→ RECORDS SHOWN:

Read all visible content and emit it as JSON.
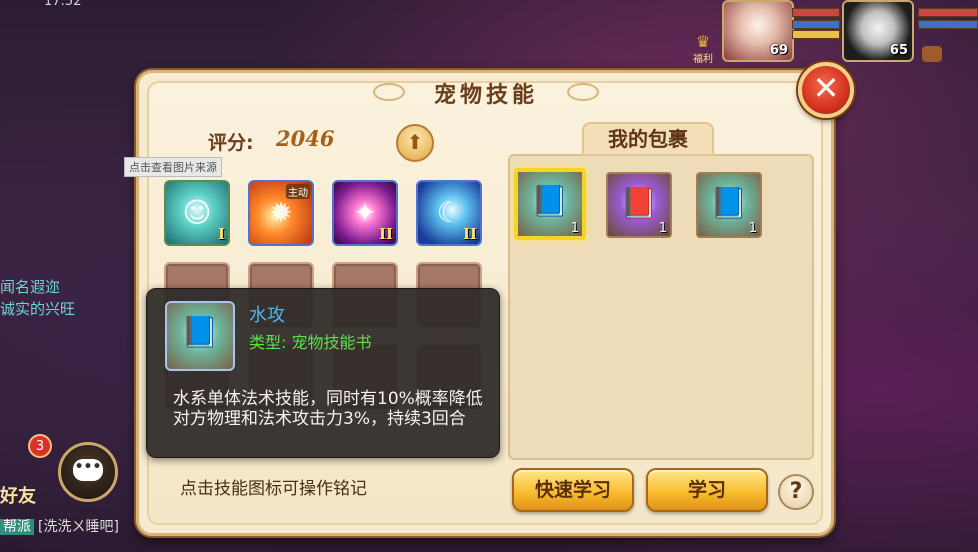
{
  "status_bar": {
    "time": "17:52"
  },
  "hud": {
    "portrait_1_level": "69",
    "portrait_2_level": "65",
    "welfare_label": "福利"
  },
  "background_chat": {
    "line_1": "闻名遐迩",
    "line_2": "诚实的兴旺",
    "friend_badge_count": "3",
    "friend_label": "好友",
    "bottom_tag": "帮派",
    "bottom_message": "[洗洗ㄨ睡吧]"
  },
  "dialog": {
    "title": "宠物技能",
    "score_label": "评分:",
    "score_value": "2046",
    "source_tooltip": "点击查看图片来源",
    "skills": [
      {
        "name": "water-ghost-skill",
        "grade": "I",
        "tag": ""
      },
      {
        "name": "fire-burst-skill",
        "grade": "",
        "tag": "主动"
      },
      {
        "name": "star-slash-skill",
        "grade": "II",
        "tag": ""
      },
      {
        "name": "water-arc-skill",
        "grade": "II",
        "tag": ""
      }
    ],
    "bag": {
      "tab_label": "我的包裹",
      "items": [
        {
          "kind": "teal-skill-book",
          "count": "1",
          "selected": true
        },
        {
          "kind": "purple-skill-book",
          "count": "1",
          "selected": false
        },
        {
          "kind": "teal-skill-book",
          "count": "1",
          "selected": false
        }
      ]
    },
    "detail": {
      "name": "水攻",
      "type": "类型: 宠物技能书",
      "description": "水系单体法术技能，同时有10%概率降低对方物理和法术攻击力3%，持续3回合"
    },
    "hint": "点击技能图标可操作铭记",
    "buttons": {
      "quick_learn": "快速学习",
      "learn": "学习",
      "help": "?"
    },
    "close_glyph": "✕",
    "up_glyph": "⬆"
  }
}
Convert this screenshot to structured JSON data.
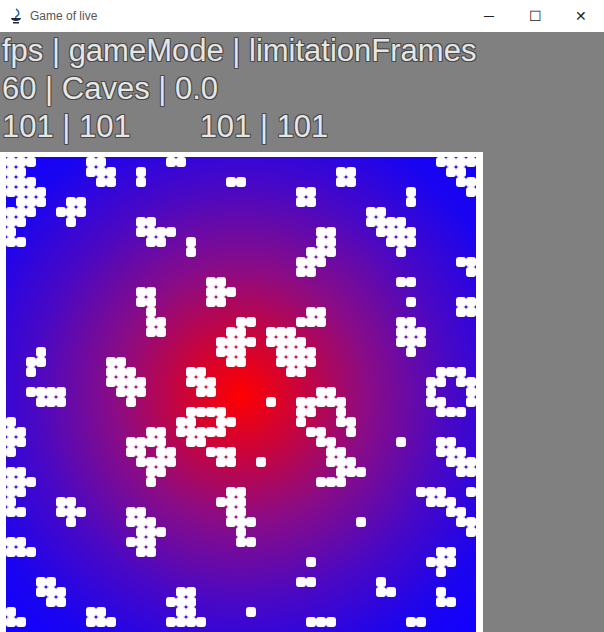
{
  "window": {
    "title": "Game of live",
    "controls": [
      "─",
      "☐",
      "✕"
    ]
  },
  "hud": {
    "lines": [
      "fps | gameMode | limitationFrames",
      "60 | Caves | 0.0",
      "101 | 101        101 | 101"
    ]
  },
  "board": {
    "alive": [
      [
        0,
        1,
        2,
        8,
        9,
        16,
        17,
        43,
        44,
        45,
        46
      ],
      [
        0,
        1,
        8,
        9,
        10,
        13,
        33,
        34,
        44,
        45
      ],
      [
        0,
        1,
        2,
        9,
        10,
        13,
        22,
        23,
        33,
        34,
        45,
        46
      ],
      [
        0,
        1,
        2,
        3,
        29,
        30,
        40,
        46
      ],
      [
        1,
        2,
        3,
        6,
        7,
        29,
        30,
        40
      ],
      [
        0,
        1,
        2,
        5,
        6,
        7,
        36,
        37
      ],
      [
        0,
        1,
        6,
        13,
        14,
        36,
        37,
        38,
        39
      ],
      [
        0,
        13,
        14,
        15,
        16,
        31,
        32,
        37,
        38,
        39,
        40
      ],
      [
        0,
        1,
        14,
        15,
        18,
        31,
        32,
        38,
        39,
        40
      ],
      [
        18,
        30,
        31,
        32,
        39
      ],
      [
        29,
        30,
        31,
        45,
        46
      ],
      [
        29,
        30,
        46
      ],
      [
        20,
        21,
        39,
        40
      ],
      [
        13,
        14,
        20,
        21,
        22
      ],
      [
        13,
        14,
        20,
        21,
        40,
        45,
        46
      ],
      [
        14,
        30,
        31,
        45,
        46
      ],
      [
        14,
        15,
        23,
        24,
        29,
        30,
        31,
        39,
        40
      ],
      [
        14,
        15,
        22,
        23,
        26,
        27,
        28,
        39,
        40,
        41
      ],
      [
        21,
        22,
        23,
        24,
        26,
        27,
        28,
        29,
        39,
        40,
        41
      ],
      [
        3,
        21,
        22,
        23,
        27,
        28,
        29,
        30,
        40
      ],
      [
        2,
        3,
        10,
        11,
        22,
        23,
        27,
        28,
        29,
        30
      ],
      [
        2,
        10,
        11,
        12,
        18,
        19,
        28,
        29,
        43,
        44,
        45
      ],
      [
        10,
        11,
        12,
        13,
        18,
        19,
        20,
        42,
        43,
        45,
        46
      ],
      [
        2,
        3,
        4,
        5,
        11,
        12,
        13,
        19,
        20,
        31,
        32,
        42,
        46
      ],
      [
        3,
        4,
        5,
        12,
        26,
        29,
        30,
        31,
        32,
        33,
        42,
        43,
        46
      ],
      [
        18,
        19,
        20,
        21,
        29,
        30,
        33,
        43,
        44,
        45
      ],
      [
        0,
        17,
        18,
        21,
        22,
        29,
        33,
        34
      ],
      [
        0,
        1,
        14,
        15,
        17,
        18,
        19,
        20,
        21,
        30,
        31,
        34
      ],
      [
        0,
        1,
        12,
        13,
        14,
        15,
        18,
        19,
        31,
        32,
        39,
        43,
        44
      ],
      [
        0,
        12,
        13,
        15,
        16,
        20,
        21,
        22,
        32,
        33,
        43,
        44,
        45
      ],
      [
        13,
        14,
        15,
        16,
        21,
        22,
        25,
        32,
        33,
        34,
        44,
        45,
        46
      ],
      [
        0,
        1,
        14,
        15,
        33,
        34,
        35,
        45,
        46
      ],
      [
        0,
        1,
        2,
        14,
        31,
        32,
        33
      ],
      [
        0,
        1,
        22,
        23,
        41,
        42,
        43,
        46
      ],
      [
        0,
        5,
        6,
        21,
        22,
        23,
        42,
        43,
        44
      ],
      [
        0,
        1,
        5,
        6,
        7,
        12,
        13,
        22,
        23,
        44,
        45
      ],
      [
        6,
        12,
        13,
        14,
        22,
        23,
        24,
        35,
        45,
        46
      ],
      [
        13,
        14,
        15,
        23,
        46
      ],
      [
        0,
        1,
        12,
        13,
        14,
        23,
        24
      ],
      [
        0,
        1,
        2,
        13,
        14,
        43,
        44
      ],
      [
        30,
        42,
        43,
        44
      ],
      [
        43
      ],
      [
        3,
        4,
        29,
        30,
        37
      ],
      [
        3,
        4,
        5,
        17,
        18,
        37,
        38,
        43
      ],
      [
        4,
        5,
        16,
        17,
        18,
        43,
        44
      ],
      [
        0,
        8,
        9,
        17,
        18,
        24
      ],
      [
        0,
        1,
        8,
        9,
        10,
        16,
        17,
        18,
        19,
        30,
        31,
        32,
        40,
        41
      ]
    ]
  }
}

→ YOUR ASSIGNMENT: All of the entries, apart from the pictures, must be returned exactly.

→ RESPONSE FOR THIS EXERCISE:
Read all visible content and emit it as JSON.
{
  "status_bar": {
    "time": "17:52"
  },
  "hud": {
    "portrait_1_level": "69",
    "portrait_2_level": "65",
    "welfare_label": "福利"
  },
  "background_chat": {
    "line_1": "闻名遐迩",
    "line_2": "诚实的兴旺",
    "friend_badge_count": "3",
    "friend_label": "好友",
    "bottom_tag": "帮派",
    "bottom_message": "[洗洗ㄨ睡吧]"
  },
  "dialog": {
    "title": "宠物技能",
    "score_label": "评分:",
    "score_value": "2046",
    "source_tooltip": "点击查看图片来源",
    "skills": [
      {
        "name": "water-ghost-skill",
        "grade": "I",
        "tag": ""
      },
      {
        "name": "fire-burst-skill",
        "grade": "",
        "tag": "主动"
      },
      {
        "name": "star-slash-skill",
        "grade": "II",
        "tag": ""
      },
      {
        "name": "water-arc-skill",
        "grade": "II",
        "tag": ""
      }
    ],
    "bag": {
      "tab_label": "我的包裹",
      "items": [
        {
          "kind": "teal-skill-book",
          "count": "1",
          "selected": true
        },
        {
          "kind": "purple-skill-book",
          "count": "1",
          "selected": false
        },
        {
          "kind": "teal-skill-book",
          "count": "1",
          "selected": false
        }
      ]
    },
    "detail": {
      "name": "水攻",
      "type": "类型: 宠物技能书",
      "description": "水系单体法术技能，同时有10%概率降低对方物理和法术攻击力3%，持续3回合"
    },
    "hint": "点击技能图标可操作铭记",
    "buttons": {
      "quick_learn": "快速学习",
      "learn": "学习",
      "help": "?"
    },
    "close_glyph": "✕",
    "up_glyph": "⬆"
  }
}
Convert this screenshot to structured JSON data.
{
  "window": {
    "title": "Game of live",
    "controls": [
      "─",
      "☐",
      "✕"
    ]
  },
  "hud": {
    "lines": [
      "fps | gameMode | limitationFrames",
      "60 | Caves | 0.0",
      "101 | 101        101 | 101"
    ]
  },
  "board": {
    "alive": [
      [
        0,
        1,
        2,
        8,
        9,
        16,
        17,
        43,
        44,
        45,
        46
      ],
      [
        0,
        1,
        8,
        9,
        10,
        13,
        33,
        34,
        44,
        45
      ],
      [
        0,
        1,
        2,
        9,
        10,
        13,
        22,
        23,
        33,
        34,
        45,
        46
      ],
      [
        0,
        1,
        2,
        3,
        29,
        30,
        40,
        46
      ],
      [
        1,
        2,
        3,
        6,
        7,
        29,
        30,
        40
      ],
      [
        0,
        1,
        2,
        5,
        6,
        7,
        36,
        37
      ],
      [
        0,
        1,
        6,
        13,
        14,
        36,
        37,
        38,
        39
      ],
      [
        0,
        13,
        14,
        15,
        16,
        31,
        32,
        37,
        38,
        39,
        40
      ],
      [
        0,
        1,
        14,
        15,
        18,
        31,
        32,
        38,
        39,
        40
      ],
      [
        18,
        30,
        31,
        32,
        39
      ],
      [
        29,
        30,
        31,
        45,
        46
      ],
      [
        29,
        30,
        46
      ],
      [
        20,
        21,
        39,
        40
      ],
      [
        13,
        14,
        20,
        21,
        22
      ],
      [
        13,
        14,
        20,
        21,
        40,
        45,
        46
      ],
      [
        14,
        30,
        31,
        45,
        46
      ],
      [
        14,
        15,
        23,
        24,
        29,
        30,
        31,
        39,
        40
      ],
      [
        14,
        15,
        22,
        23,
        26,
        27,
        28,
        39,
        40,
        41
      ],
      [
        21,
        22,
        23,
        24,
        26,
        27,
        28,
        29,
        39,
        40,
        41
      ],
      [
        3,
        21,
        22,
        23,
        27,
        28,
        29,
        30,
        40
      ],
      [
        2,
        3,
        10,
        11,
        22,
        23,
        27,
        28,
        29,
        30
      ],
      [
        2,
        10,
        11,
        12,
        18,
        19,
        28,
        29,
        43,
        44,
        45
      ],
      [
        10,
        11,
        12,
        13,
        18,
        19,
        20,
        42,
        43,
        45,
        46
      ],
      [
        2,
        3,
        4,
        5,
        11,
        12,
        13,
        19,
        20,
        31,
        32,
        42,
        46
      ],
      [
        3,
        4,
        5,
        12,
        26,
        29,
        30,
        31,
        32,
        33,
        42,
        43,
        46
      ],
      [
        18,
        19,
        20,
        21,
        29,
        30,
        33,
        43,
        44,
        45
      ],
      [
        0,
        17,
        18,
        21,
        22,
        29,
        33,
        34
      ],
      [
        0,
        1,
        14,
        15,
        17,
        18,
        19,
        20,
        21,
        30,
        31,
        34
      ],
      [
        0,
        1,
        12,
        13,
        14,
        15,
        18,
        19,
        31,
        32,
        39,
        43,
        44
      ],
      [
        0,
        12,
        13,
        15,
        16,
        20,
        21,
        22,
        32,
        33,
        43,
        44,
        45
      ],
      [
        13,
        14,
        15,
        16,
        21,
        22,
        25,
        32,
        33,
        34,
        44,
        45,
        46
      ],
      [
        0,
        1,
        14,
        15,
        33,
        34,
        35,
        45,
        46
      ],
      [
        0,
        1,
        2,
        14,
        31,
        32,
        33
      ],
      [
        0,
        1,
        22,
        23,
        41,
        42,
        43,
        46
      ],
      [
        0,
        5,
        6,
        21,
        22,
        23,
        42,
        43,
        44
      ],
      [
        0,
        1,
        5,
        6,
        7,
        12,
        13,
        22,
        23,
        44,
        45
      ],
      [
        6,
        12,
        13,
        14,
        22,
        23,
        24,
        35,
        45,
        46
      ],
      [
        13,
        14,
        15,
        23,
        46
      ],
      [
        0,
        1,
        12,
        13,
        14,
        23,
        24
      ],
      [
        0,
        1,
        2,
        13,
        14,
        43,
        44
      ],
      [
        30,
        42,
        43,
        44
      ],
      [
        43
      ],
      [
        3,
        4,
        29,
        30,
        37
      ],
      [
        3,
        4,
        5,
        17,
        18,
        37,
        38,
        43
      ],
      [
        4,
        5,
        16,
        17,
        18,
        43,
        44
      ],
      [
        0,
        8,
        9,
        17,
        18,
        24
      ],
      [
        0,
        1,
        8,
        9,
        10,
        16,
        17,
        18,
        19,
        30,
        31,
        32,
        40,
        41
      ]
    ]
  }
}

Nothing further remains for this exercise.